[Dataset items]

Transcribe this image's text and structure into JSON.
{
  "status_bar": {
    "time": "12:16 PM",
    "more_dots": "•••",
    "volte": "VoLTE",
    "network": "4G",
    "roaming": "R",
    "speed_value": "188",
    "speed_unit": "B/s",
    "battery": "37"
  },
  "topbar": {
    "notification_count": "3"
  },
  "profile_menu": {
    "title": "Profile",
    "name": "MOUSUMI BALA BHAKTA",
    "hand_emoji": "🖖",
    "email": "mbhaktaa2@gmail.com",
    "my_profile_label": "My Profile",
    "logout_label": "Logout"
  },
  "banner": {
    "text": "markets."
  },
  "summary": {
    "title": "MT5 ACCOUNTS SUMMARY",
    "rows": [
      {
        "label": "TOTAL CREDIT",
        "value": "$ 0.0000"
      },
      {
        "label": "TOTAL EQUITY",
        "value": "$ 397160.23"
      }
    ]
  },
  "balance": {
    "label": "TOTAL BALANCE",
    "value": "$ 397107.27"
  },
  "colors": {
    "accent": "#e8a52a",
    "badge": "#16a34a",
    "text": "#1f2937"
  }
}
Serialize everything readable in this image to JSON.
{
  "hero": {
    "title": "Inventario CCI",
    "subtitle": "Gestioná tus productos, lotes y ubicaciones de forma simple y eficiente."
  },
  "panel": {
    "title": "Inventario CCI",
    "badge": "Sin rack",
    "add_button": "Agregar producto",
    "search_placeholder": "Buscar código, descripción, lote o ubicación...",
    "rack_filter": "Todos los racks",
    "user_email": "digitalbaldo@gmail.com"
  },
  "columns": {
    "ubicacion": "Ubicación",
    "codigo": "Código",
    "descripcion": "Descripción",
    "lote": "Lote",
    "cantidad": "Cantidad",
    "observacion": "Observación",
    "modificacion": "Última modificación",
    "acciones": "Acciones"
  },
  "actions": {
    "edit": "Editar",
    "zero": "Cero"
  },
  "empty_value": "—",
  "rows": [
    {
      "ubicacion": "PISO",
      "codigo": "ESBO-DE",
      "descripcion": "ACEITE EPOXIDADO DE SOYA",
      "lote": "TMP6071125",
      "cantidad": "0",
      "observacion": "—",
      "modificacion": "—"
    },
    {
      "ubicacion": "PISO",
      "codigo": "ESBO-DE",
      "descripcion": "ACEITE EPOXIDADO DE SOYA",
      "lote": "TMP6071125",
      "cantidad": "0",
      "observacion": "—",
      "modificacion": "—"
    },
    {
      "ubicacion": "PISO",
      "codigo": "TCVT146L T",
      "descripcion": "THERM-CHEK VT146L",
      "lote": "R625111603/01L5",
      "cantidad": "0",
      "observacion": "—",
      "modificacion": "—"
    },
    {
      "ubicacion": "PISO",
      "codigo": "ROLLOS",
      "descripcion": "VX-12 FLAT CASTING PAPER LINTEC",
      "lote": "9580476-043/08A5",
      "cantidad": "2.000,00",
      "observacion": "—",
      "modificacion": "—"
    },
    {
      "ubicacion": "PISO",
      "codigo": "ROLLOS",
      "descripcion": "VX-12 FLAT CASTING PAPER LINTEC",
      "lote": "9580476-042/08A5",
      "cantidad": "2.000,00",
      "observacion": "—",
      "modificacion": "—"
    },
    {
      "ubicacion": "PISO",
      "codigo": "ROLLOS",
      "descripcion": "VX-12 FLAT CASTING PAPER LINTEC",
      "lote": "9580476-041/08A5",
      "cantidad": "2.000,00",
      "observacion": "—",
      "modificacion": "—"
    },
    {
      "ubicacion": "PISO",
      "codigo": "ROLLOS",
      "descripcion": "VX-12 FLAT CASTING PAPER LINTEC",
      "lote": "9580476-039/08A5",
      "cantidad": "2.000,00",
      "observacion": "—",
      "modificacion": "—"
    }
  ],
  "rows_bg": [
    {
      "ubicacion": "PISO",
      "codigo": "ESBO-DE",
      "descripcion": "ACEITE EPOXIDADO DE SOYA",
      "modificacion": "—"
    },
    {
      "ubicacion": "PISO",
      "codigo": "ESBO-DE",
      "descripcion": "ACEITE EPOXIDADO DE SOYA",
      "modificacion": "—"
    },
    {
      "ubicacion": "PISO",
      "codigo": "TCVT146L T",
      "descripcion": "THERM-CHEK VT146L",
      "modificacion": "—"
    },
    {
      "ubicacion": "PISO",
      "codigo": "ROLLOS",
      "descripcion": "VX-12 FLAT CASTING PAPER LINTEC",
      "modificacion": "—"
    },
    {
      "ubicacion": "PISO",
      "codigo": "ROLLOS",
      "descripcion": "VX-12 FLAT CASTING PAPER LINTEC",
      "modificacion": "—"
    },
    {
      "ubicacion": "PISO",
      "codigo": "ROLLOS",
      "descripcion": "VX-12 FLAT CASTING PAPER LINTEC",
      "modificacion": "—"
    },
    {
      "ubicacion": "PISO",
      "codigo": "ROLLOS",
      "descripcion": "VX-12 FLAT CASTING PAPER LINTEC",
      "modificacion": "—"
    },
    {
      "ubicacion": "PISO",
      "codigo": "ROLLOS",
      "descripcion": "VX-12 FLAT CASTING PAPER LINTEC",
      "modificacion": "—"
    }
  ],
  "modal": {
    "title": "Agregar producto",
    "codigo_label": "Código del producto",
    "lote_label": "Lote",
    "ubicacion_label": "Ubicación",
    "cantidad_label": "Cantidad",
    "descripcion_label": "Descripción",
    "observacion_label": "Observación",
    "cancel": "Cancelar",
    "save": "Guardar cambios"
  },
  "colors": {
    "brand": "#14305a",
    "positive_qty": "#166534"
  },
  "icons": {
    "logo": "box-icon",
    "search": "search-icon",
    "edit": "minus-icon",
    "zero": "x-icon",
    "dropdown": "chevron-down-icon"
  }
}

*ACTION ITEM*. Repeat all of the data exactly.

*EXERCISE OUTPUT*.
Transcribe this image's text and structure into JSON.
{
  "status_bar": {
    "time": "12:16 PM",
    "more_dots": "•••",
    "volte": "VoLTE",
    "network": "4G",
    "roaming": "R",
    "speed_value": "188",
    "speed_unit": "B/s",
    "battery": "37"
  },
  "topbar": {
    "notification_count": "3"
  },
  "profile_menu": {
    "title": "Profile",
    "name": "MOUSUMI BALA BHAKTA",
    "hand_emoji": "🖖",
    "email": "mbhaktaa2@gmail.com",
    "my_profile_label": "My Profile",
    "logout_label": "Logout"
  },
  "banner": {
    "text": "markets."
  },
  "summary": {
    "title": "MT5 ACCOUNTS SUMMARY",
    "rows": [
      {
        "label": "TOTAL CREDIT",
        "value": "$ 0.0000"
      },
      {
        "label": "TOTAL EQUITY",
        "value": "$ 397160.23"
      }
    ]
  },
  "balance": {
    "label": "TOTAL BALANCE",
    "value": "$ 397107.27"
  },
  "colors": {
    "accent": "#e8a52a",
    "badge": "#16a34a",
    "text": "#1f2937"
  }
}
Serialize everything readable in this image to JSON.
{
  "hero": {
    "title": "Inventario CCI",
    "subtitle": "Gestioná tus productos, lotes y ubicaciones de forma simple y eficiente."
  },
  "panel": {
    "title": "Inventario CCI",
    "badge": "Sin rack",
    "add_button": "Agregar producto",
    "search_placeholder": "Buscar código, descripción, lote o ubicación...",
    "rack_filter": "Todos los racks",
    "user_email": "digitalbaldo@gmail.com"
  },
  "columns": {
    "ubicacion": "Ubicación",
    "codigo": "Código",
    "descripcion": "Descripción",
    "lote": "Lote",
    "cantidad": "Cantidad",
    "observacion": "Observación",
    "modificacion": "Última modificación",
    "acciones": "Acciones"
  },
  "actions": {
    "edit": "Editar",
    "zero": "Cero"
  },
  "empty_value": "—",
  "rows": [
    {
      "ubicacion": "PISO",
      "codigo": "ESBO-DE",
      "descripcion": "ACEITE EPOXIDADO DE SOYA",
      "lote": "TMP6071125",
      "cantidad": "0",
      "observacion": "—",
      "modificacion": "—"
    },
    {
      "ubicacion": "PISO",
      "codigo": "ESBO-DE",
      "descripcion": "ACEITE EPOXIDADO DE SOYA",
      "lote": "TMP6071125",
      "cantidad": "0",
      "observacion": "—",
      "modificacion": "—"
    },
    {
      "ubicacion": "PISO",
      "codigo": "TCVT146L T",
      "descripcion": "THERM-CHEK VT146L",
      "lote": "R625111603/01L5",
      "cantidad": "0",
      "observacion": "—",
      "modificacion": "—"
    },
    {
      "ubicacion": "PISO",
      "codigo": "ROLLOS",
      "descripcion": "VX-12 FLAT CASTING PAPER LINTEC",
      "lote": "9580476-043/08A5",
      "cantidad": "2.000,00",
      "observacion": "—",
      "modificacion": "—"
    },
    {
      "ubicacion": "PISO",
      "codigo": "ROLLOS",
      "descripcion": "VX-12 FLAT CASTING PAPER LINTEC",
      "lote": "9580476-042/08A5",
      "cantidad": "2.000,00",
      "observacion": "—",
      "modificacion": "—"
    },
    {
      "ubicacion": "PISO",
      "codigo": "ROLLOS",
      "descripcion": "VX-12 FLAT CASTING PAPER LINTEC",
      "lote": "9580476-041/08A5",
      "cantidad": "2.000,00",
      "observacion": "—",
      "modificacion": "—"
    },
    {
      "ubicacion": "PISO",
      "codigo": "ROLLOS",
      "descripcion": "VX-12 FLAT CASTING PAPER LINTEC",
      "lote": "9580476-039/08A5",
      "cantidad": "2.000,00",
      "observacion": "—",
      "modificacion": "—"
    }
  ],
  "rows_bg": [
    {
      "ubicacion": "PISO",
      "codigo": "ESBO-DE",
      "descripcion": "ACEITE EPOXIDADO DE SOYA",
      "modificacion": "—"
    },
    {
      "ubicacion": "PISO",
      "codigo": "ESBO-DE",
      "descripcion": "ACEITE EPOXIDADO DE SOYA",
      "modificacion": "—"
    },
    {
      "ubicacion": "PISO",
      "codigo": "TCVT146L T",
      "descripcion": "THERM-CHEK VT146L",
      "modificacion": "—"
    },
    {
      "ubicacion": "PISO",
      "codigo": "ROLLOS",
      "descripcion": "VX-12 FLAT CASTING PAPER LINTEC",
      "modificacion": "—"
    },
    {
      "ubicacion": "PISO",
      "codigo": "ROLLOS",
      "descripcion": "VX-12 FLAT CASTING PAPER LINTEC",
      "modificacion": "—"
    },
    {
      "ubicacion": "PISO",
      "codigo": "ROLLOS",
      "descripcion": "VX-12 FLAT CASTING PAPER LINTEC",
      "modificacion": "—"
    },
    {
      "ubicacion": "PISO",
      "codigo": "ROLLOS",
      "descripcion": "VX-12 FLAT CASTING PAPER LINTEC",
      "modificacion": "—"
    },
    {
      "ubicacion": "PISO",
      "codigo": "ROLLOS",
      "descripcion": "VX-12 FLAT CASTING PAPER LINTEC",
      "modificacion": "—"
    }
  ],
  "modal": {
    "title": "Agregar producto",
    "codigo_label": "Código del producto",
    "lote_label": "Lote",
    "ubicacion_label": "Ubicación",
    "cantidad_label": "Cantidad",
    "descripcion_label": "Descripción",
    "observacion_label": "Observación",
    "cancel": "Cancelar",
    "save": "Guardar cambios"
  },
  "colors": {
    "brand": "#14305a",
    "positive_qty": "#166534"
  },
  "icons": {
    "logo": "box-icon",
    "search": "search-icon",
    "edit": "minus-icon",
    "zero": "x-icon",
    "dropdown": "chevron-down-icon"
  }
}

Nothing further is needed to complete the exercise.